Poster Presentation 20th Lancefield International Symposium on Streptococci and Streptococcal Diseases 2017

Isolation and Partial Biochemistry Characterization of Surface Immunological Protein from a Chilean-isolated Bacterial Strain of Group B Streptococcus (#147)

Diego A Diaz-Dinamarca 1 2 , Daniel A Soto 1 , Natalia V Diaz 1 , Jessica Y Leyton 1 , Francisco Purcell 1 , Christian A .M Wilson 3 , Alexis M Kalergis 2 , Abel E Vasquez 1
  1. Sección de Biotecnología, Agencia Nacional de Dispositivos Médicos e Innovación y Desarrollo, Instituto de Salud Publica de Chile, Santiago, REGION METROPOLITANA, Chile
  2. Instituto de Ciencias e Innovación en Medicina (ICIM), Facultad de Medicina Clínica Alemana, Universidad del Desarrollo., Santiago, Region Metropolitana, Chile
  3. Millennium Initiative for Collaborative Research On Bacterial Resistance (MICROB-R), Universidad del Desarrollo., Santiago, Chile

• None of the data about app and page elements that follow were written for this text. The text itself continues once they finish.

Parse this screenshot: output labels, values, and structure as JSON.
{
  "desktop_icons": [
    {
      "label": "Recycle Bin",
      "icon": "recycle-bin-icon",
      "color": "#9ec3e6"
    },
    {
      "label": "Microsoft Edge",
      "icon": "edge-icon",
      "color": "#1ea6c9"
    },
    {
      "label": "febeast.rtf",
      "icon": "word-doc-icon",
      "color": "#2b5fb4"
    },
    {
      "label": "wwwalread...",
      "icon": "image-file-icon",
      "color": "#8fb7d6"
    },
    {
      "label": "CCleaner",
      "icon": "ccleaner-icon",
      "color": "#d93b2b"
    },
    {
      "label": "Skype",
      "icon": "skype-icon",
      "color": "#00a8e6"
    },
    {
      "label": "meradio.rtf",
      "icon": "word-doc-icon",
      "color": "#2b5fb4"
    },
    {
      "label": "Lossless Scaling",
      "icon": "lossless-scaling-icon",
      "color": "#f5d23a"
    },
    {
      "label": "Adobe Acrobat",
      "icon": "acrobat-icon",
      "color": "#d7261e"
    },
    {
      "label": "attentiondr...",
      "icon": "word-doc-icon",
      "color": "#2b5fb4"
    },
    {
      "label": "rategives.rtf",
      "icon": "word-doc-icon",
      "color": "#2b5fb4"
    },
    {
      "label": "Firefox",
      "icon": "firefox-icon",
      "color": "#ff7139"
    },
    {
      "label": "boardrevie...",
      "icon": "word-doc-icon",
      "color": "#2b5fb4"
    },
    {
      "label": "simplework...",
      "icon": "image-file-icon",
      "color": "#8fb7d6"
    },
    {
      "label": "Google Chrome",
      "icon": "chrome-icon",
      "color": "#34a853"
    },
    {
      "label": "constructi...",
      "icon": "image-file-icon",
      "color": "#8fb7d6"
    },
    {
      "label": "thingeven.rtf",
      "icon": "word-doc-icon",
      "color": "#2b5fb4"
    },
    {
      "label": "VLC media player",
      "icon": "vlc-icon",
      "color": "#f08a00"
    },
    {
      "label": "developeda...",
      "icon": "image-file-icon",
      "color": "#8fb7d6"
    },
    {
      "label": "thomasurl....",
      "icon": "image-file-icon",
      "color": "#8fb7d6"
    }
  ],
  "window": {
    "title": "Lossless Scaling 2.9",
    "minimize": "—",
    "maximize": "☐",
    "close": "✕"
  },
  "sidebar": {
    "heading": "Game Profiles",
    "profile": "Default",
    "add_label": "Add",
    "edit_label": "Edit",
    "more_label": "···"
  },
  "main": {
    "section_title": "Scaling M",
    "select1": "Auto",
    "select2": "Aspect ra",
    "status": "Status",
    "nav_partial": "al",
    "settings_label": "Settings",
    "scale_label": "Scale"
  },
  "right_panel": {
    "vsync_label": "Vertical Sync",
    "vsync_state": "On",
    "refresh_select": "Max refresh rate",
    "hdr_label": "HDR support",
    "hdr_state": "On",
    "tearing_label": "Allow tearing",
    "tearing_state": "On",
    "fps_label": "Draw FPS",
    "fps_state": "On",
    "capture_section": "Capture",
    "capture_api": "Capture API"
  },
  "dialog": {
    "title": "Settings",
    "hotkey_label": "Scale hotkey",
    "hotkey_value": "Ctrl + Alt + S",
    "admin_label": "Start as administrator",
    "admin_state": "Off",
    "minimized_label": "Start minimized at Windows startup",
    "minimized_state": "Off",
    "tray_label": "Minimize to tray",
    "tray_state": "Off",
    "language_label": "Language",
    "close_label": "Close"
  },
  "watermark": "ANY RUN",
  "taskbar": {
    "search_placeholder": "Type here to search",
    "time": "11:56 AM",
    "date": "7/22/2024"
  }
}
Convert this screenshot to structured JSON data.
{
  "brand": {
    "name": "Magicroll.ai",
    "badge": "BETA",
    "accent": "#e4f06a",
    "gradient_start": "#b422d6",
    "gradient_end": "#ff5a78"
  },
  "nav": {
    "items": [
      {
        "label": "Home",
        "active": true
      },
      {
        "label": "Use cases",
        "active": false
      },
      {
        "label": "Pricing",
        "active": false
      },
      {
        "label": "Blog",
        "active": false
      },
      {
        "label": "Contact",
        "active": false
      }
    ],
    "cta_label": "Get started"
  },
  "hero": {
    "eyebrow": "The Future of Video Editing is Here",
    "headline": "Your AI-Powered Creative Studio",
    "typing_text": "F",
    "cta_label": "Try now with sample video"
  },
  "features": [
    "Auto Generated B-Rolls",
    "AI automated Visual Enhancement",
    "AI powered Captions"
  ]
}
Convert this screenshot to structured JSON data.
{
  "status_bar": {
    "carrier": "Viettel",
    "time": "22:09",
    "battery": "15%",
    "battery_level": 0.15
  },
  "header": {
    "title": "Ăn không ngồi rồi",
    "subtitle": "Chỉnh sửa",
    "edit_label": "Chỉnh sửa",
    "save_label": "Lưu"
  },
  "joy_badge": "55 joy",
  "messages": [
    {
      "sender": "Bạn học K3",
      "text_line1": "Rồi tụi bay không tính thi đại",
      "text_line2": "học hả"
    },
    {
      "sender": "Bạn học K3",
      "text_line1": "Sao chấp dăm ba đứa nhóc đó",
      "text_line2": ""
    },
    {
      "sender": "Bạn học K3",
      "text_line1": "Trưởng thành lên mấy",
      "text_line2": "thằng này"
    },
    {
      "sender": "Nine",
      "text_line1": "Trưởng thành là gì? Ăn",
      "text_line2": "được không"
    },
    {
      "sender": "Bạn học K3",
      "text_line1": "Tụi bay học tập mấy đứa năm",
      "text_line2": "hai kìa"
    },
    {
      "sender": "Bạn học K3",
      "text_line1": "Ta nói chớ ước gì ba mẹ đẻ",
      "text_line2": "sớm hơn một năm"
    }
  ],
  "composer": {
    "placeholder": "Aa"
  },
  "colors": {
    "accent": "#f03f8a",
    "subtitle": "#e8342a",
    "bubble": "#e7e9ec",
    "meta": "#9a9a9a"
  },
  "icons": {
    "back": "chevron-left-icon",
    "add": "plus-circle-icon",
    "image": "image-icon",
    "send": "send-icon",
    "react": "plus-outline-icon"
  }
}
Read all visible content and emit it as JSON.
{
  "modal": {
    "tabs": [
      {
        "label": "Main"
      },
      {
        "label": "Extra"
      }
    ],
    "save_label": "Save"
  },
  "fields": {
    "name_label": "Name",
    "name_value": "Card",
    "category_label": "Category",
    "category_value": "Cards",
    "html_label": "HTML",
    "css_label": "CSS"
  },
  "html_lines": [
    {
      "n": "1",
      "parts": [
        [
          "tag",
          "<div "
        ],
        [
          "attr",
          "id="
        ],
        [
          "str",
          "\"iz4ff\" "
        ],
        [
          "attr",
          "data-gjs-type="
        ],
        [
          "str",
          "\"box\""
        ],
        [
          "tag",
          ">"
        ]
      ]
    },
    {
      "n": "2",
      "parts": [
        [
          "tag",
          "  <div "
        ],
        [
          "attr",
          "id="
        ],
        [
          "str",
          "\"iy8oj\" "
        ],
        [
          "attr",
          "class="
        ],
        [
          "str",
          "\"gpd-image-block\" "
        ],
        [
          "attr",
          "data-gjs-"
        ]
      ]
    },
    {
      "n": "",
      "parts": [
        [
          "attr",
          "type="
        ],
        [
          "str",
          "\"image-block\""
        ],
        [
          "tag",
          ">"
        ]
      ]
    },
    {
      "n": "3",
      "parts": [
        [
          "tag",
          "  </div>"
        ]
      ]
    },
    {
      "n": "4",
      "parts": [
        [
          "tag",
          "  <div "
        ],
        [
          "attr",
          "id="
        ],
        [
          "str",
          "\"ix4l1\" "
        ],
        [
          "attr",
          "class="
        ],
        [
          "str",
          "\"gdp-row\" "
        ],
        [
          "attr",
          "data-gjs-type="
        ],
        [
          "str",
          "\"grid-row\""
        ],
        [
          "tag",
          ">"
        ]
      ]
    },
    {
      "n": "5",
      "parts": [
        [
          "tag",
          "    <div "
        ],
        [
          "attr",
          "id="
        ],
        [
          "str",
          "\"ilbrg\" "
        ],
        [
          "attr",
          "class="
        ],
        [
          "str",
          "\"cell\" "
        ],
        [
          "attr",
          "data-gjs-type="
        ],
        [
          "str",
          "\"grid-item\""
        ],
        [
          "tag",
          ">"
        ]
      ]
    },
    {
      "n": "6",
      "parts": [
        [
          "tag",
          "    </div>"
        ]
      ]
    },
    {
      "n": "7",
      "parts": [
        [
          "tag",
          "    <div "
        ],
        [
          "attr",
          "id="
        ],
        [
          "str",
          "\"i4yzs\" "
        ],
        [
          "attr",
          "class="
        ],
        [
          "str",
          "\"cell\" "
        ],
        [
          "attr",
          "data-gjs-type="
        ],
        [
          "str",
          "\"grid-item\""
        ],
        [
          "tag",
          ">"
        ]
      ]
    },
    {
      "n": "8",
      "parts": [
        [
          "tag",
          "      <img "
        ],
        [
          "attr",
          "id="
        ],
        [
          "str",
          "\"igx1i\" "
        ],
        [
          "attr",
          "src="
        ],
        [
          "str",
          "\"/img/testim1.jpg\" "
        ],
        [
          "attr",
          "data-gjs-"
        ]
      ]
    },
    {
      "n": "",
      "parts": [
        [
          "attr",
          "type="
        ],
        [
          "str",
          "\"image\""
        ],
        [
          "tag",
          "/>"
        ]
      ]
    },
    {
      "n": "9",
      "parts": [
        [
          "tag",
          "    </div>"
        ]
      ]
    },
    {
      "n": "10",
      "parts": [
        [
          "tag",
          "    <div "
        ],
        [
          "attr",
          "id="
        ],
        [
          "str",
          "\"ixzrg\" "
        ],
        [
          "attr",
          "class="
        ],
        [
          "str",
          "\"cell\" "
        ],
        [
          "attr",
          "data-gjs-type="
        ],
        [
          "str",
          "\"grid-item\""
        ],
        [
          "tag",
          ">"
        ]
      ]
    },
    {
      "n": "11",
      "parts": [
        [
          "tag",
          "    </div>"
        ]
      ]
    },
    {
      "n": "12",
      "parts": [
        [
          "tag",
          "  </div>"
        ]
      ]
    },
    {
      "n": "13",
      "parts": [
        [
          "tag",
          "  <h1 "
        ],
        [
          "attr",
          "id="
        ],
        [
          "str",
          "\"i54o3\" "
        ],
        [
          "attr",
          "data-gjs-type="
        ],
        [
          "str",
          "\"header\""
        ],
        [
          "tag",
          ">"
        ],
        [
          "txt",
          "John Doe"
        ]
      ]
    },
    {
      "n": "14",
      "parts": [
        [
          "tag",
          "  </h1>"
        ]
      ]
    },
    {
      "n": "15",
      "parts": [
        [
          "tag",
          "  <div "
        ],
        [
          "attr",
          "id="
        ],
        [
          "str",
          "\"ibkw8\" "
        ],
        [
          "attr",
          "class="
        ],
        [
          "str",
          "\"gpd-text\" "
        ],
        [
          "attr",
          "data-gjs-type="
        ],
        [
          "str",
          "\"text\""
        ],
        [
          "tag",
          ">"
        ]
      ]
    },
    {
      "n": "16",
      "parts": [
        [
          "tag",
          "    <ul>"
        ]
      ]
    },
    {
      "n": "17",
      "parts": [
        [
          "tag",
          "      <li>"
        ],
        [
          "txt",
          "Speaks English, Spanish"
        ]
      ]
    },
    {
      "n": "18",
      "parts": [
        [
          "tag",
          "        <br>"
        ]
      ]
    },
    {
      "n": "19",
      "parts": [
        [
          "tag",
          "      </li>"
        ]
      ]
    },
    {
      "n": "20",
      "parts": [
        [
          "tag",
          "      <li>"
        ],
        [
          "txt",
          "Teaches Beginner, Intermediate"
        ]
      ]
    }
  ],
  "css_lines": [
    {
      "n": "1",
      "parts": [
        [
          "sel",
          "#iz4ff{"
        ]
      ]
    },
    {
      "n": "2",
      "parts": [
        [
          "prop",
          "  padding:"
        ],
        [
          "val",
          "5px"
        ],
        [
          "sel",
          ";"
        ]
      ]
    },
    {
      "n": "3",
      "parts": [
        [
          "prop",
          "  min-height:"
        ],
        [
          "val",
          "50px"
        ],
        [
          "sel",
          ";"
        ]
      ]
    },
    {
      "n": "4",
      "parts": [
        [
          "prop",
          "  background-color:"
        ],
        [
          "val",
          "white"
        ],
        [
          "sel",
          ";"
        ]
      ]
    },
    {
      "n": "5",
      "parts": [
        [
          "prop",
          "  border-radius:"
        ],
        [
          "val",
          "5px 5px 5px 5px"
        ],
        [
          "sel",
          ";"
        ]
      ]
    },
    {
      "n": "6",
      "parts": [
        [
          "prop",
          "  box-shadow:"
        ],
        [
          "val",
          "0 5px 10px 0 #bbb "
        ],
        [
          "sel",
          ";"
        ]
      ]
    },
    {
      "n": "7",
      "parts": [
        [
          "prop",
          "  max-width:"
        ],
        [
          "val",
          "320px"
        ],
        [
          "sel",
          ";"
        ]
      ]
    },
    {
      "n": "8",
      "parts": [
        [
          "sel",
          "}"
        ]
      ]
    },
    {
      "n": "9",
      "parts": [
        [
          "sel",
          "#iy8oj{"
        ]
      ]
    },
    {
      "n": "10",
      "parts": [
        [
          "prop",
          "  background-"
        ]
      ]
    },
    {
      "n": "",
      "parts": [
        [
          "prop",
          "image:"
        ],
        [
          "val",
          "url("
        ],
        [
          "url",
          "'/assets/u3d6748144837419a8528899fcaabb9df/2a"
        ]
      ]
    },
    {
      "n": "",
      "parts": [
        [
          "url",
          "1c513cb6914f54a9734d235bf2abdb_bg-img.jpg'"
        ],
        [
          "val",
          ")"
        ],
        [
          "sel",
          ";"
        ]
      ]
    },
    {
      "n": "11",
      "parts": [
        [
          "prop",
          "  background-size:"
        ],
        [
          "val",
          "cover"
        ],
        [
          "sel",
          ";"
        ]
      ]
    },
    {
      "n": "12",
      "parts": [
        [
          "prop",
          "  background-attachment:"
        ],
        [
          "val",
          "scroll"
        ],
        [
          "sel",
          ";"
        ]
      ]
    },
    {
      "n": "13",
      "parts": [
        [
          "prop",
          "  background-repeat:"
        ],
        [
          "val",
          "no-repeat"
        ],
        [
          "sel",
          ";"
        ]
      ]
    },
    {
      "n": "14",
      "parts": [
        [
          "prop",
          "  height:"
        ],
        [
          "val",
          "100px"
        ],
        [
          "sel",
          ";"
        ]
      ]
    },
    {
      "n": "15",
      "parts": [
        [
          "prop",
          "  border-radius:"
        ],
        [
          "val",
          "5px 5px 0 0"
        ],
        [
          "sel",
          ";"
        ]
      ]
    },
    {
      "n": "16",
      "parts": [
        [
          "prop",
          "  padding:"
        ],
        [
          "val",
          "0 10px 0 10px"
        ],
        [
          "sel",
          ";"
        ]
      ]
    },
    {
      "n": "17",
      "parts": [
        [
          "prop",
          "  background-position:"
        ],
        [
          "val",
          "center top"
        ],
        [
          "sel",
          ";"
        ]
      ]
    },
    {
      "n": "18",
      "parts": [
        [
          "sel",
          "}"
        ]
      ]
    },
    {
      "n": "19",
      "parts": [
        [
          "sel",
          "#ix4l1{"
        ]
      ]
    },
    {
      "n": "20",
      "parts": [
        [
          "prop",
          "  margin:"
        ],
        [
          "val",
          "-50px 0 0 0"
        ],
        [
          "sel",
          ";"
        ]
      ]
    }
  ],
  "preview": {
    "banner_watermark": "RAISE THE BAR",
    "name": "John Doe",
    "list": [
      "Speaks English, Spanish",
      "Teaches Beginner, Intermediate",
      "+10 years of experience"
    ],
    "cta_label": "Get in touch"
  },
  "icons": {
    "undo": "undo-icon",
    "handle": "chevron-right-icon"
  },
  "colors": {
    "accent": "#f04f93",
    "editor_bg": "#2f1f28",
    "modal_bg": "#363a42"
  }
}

Background: The Group B Streptococcus (GBS) is the major etiologic agent of neonatal sepsis and meningitis around the world. Our laboratory isolated a Chilean GBS bacterial strain from a newborn with septicemia (NCBI code KU736792). We cloned the Surface Immunogenicity Protein (SIP) gene and expressed it in E. coli cells. The SIP is present in all GBS serotypes and could be a good target for vaccine and detection methods. Aim: Purify and perform partial biochemistry characterization of SIP. Methods: The DNA of the SIP gene was sequenced and the SIP purification was carried out by low and high-pressure Liquid Chromatography (LPLC and HPLC). Purified SIP was analysed by SDS-PAGE, Western blot, MALDI-TOF MS and Size Exclusion Chromatography (SEC) by HPLC. Results: The SIP gene was sequenced and submitted to NCBI with the KX363665.1 code. The SIP was purified by low-pressure affinity, his-tag chromatography and the molecular weight was estimated as 53 kDa. The MALDI-TOF MS analysis corroborated the protein’s identity. The SIP was analysed by SEC and we observed a homodimer, but in presence of 6M urea, it was dissociated to a monomer. Conclusion: We purified the SIP isolated from a Chilean GBS bacterial strain. The preliminary experimental observation indicates that the protein was expressed like a homodimer and that the real molecular weight is lower than reported to date. The biologic function of this protein is not yet understood and a study of the secondary protein structure is under development.